Many things come together to create an innovative mind. Life experiences determine how we look at the world and that plays a major role. The society in which we live contributes and there is definitely a random element. If I had not met my wife and adopted her passion for excellence, it’s hard to say where I would have ended up.
The percentage of innovative people in any given population is effected by the size of the population in the same way that sports teams are. If you are a major city, you have a larger population to draw on for talent and the end result is a better team than the outlying areas. Every now and then a star player can upset the balance, but on the whole strong teams come from larger populations.
If we consider the worlds population, we find that China and India are the major cities so to speak and although we have managed to stay ahead with a few stars, they will continue to have the stronger teams.

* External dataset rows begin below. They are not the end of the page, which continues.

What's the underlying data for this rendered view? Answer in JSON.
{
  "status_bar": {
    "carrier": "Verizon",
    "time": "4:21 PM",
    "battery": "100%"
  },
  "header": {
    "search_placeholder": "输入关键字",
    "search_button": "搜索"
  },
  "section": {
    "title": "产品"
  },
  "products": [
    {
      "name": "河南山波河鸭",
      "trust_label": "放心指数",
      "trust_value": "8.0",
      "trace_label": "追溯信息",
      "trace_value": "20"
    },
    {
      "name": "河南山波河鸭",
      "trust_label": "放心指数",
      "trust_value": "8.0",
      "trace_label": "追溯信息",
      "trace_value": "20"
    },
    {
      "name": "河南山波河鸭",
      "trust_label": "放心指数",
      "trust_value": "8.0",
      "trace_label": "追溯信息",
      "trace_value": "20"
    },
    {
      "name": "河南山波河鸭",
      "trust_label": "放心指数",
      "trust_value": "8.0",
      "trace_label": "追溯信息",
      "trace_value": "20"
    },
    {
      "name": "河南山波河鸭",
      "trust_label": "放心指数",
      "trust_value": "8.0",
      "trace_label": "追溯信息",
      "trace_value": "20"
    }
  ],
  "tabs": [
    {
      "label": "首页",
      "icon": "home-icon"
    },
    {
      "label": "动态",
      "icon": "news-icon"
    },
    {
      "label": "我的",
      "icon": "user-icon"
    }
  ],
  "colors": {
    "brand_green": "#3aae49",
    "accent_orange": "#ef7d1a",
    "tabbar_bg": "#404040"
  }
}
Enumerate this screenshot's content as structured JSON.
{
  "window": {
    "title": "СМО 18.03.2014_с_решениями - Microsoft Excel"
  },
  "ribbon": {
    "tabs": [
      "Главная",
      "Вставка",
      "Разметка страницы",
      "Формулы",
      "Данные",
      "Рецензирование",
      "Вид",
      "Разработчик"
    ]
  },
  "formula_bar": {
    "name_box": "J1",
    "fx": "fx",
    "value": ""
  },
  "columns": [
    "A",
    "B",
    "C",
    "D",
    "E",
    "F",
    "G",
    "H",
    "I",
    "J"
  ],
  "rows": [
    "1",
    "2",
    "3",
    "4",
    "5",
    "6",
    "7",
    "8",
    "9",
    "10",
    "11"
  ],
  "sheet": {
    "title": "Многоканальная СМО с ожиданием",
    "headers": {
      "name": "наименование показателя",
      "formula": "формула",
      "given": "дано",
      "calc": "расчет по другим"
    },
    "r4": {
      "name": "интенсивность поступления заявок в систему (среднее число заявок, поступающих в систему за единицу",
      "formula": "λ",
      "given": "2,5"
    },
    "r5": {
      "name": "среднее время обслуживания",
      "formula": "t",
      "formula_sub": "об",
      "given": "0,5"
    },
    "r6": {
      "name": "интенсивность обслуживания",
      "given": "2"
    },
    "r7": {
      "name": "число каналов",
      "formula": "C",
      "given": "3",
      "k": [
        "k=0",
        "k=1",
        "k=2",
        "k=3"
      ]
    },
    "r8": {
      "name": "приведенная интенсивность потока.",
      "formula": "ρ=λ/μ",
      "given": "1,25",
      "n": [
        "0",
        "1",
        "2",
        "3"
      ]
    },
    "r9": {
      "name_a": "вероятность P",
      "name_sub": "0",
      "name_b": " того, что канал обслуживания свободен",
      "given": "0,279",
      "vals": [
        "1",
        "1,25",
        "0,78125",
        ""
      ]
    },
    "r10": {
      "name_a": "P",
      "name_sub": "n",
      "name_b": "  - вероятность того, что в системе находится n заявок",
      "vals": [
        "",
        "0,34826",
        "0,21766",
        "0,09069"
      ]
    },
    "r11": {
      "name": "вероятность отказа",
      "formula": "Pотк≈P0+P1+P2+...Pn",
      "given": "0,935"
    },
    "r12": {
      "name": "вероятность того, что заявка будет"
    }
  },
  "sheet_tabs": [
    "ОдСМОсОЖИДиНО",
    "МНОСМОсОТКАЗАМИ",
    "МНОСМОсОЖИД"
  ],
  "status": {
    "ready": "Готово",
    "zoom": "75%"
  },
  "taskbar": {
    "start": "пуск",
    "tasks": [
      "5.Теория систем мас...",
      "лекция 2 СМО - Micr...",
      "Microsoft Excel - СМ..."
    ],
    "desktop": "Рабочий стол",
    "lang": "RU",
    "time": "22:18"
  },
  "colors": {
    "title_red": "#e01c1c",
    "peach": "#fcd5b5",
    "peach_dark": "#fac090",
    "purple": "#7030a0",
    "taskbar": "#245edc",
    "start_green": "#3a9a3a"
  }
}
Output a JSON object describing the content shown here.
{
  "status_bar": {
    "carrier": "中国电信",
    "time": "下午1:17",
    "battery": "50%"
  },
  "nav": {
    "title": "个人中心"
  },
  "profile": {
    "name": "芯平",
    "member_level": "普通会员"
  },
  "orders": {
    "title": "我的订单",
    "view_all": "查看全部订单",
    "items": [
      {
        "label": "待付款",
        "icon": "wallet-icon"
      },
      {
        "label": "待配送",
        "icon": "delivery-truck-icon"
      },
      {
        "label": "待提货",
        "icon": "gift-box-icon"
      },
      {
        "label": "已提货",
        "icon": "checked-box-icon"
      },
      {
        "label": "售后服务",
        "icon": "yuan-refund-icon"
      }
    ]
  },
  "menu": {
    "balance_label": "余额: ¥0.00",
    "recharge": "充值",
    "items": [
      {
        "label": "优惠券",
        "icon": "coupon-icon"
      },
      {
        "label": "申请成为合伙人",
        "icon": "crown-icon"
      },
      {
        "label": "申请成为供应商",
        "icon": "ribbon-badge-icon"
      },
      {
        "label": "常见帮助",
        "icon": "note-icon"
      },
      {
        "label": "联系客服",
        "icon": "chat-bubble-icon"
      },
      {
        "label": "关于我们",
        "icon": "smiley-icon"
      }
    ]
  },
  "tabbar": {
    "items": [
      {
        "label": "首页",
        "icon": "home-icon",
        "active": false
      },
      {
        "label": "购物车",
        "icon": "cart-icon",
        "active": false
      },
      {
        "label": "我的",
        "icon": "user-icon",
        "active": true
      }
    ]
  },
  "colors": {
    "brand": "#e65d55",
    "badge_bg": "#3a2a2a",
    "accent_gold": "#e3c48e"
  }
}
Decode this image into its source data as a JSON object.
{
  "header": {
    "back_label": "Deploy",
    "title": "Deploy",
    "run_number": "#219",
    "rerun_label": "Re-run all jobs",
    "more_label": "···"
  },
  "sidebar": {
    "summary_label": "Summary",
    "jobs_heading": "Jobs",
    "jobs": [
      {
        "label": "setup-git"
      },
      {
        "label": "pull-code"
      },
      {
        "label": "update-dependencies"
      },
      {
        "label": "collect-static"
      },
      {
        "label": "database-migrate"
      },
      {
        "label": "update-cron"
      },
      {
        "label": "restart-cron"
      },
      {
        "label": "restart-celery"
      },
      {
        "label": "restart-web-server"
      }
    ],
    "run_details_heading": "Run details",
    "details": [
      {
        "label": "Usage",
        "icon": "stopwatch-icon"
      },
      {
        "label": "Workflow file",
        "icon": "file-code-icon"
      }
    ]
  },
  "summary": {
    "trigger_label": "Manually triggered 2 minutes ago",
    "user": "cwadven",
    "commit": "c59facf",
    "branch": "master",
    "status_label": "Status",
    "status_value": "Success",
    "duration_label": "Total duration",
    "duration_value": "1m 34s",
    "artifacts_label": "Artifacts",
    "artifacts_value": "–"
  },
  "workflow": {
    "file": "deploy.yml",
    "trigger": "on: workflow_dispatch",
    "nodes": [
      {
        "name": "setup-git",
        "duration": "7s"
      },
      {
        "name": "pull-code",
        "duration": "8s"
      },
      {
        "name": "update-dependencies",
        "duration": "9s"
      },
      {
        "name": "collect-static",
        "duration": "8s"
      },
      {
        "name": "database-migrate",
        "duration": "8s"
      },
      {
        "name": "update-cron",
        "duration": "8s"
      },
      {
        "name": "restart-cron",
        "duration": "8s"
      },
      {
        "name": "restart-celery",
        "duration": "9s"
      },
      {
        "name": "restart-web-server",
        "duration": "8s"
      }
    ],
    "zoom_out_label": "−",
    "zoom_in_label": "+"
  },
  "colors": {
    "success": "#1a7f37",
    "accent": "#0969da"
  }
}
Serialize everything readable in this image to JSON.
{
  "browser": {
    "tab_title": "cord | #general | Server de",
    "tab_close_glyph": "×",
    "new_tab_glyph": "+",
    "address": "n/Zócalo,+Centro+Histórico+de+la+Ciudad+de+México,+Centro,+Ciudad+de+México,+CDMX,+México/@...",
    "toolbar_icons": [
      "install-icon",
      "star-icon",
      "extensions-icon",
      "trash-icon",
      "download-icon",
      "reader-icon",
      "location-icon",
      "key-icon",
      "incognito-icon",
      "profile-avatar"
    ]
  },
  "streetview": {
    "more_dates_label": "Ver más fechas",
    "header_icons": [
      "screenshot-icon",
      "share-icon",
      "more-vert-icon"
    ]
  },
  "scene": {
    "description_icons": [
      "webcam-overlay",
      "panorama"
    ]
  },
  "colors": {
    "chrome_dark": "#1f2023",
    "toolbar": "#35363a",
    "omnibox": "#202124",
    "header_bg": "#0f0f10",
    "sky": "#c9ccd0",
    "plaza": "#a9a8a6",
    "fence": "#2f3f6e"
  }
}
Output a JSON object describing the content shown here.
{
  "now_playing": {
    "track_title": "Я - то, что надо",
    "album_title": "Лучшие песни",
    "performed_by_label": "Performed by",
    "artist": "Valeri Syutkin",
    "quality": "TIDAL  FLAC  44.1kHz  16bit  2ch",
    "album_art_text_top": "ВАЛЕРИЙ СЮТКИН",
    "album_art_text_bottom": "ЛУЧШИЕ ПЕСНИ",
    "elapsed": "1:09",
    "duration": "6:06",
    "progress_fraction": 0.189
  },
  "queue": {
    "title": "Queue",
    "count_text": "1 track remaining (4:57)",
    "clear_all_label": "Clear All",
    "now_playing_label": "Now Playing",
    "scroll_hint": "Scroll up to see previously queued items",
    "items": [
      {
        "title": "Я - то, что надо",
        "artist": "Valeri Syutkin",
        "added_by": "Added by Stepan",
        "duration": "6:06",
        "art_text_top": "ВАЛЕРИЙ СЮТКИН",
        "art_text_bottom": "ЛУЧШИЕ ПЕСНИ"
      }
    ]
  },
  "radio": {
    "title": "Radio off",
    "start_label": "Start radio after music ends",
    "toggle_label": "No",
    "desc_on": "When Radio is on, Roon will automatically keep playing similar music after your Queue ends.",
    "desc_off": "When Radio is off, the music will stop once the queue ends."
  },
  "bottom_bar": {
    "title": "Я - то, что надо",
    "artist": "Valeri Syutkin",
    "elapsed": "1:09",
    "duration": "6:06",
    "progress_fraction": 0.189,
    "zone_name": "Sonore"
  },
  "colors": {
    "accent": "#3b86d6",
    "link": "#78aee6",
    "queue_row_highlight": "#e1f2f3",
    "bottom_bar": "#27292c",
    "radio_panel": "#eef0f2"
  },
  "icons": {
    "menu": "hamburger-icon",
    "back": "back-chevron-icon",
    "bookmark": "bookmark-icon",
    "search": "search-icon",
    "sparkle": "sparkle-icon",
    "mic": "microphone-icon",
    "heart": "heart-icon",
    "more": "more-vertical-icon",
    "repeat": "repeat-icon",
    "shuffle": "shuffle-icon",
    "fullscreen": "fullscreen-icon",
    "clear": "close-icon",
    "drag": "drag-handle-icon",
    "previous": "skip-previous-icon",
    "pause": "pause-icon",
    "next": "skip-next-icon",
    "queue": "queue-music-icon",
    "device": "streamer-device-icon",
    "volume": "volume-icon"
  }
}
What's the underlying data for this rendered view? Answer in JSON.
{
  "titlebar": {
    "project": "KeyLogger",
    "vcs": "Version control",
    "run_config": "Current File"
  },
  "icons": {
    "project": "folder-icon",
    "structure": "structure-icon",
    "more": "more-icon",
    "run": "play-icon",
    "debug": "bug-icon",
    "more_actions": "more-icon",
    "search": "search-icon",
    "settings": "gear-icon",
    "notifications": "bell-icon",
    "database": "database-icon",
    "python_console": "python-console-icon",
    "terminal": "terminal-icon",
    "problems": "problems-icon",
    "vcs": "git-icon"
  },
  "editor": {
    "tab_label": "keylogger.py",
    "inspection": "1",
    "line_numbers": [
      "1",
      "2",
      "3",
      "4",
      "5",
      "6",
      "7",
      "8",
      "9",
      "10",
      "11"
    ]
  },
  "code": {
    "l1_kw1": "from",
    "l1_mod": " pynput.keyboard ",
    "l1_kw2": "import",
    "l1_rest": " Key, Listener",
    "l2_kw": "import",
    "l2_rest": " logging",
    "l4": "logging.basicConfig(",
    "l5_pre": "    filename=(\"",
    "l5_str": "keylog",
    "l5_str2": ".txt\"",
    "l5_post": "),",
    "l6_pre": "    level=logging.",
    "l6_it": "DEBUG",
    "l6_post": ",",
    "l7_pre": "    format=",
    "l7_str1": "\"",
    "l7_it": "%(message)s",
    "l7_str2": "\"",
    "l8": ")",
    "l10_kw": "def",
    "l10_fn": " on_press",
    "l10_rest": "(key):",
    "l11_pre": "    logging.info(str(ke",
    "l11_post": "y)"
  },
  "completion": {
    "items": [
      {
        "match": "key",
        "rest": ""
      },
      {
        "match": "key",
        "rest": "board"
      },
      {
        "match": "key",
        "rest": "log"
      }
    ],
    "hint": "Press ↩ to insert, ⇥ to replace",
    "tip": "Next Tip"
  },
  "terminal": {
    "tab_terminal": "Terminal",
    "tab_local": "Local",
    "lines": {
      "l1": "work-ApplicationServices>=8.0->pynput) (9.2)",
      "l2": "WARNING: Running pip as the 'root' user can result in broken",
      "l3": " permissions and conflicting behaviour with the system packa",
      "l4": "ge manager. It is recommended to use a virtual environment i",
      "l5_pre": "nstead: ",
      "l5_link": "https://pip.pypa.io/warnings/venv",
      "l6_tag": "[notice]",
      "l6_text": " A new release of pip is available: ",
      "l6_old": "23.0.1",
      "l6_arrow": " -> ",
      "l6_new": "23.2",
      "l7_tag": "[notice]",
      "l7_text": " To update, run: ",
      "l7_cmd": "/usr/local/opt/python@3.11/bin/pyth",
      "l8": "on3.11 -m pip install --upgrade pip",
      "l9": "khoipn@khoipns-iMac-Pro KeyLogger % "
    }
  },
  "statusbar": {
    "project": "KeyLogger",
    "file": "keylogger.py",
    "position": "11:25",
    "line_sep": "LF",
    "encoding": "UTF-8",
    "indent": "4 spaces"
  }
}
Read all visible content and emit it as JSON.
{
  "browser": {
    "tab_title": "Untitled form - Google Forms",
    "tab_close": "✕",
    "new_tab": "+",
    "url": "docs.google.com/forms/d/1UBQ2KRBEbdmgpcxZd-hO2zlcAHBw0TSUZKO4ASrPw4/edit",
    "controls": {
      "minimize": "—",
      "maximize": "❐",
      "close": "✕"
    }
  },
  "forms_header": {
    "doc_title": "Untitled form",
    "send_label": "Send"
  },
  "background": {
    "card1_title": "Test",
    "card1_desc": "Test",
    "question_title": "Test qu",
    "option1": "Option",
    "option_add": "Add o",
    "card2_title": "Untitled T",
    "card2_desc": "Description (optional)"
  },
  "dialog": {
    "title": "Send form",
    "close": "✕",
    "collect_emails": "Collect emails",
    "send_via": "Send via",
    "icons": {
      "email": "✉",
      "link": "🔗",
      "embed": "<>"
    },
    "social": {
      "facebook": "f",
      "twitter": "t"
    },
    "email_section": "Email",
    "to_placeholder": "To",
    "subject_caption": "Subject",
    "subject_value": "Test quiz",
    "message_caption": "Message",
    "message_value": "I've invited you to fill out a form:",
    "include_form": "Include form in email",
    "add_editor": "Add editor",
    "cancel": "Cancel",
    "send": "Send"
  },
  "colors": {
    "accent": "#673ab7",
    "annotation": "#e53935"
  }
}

As their wealth grows, they will become also become major markets. China and India understand that they are currently the underdogs but unlike North America, they are making changes and learning. They will soon lead in areas like stem cell research and the tables will be turned.
Post world war two we saw “Made in Japan” and we questioned the quality of what we were buying. That is no longer the case as Japan has established itself as a world leader and innovator in the automotive industry, electronics, musical instruments and many other things.
We have seen similar things happen in Taiwan and Korea and I would suggest to you that China and India are poised to shatter our expectations. Neal Stephenson’s book “Snow Crash” painted a picture where all that was left for North America to excel at was Pizza Delivery. I hope that we can avoid that outcome but the numbers are not in our favor. The Internet and the associated free flow of information is leveling the playing field.
So what do we need to do to maintain a technical edge? How do we insure that we continue to produce star players with innovative talents that can’t be copied?
One of the things we can do is pay attention to things that are unique to where we live. It is very hard for non-local companies to understand the needs of local schools, businesses, people and governments. If the product development involves talking to the customer, it is easier for us to do that then someone far away. It still means that we have to work hard and deliver a quality product, but we do have an advantage.
We could always “take our ball and go home”…translation: become protectionist, promote buying locally, close our doors to trade. It’s not something that I would support, because I believe that I can compete on a global playing field and I play fair.
I really don’t know the answer to this question and would appreciate feedback from readers… Please comment on this post.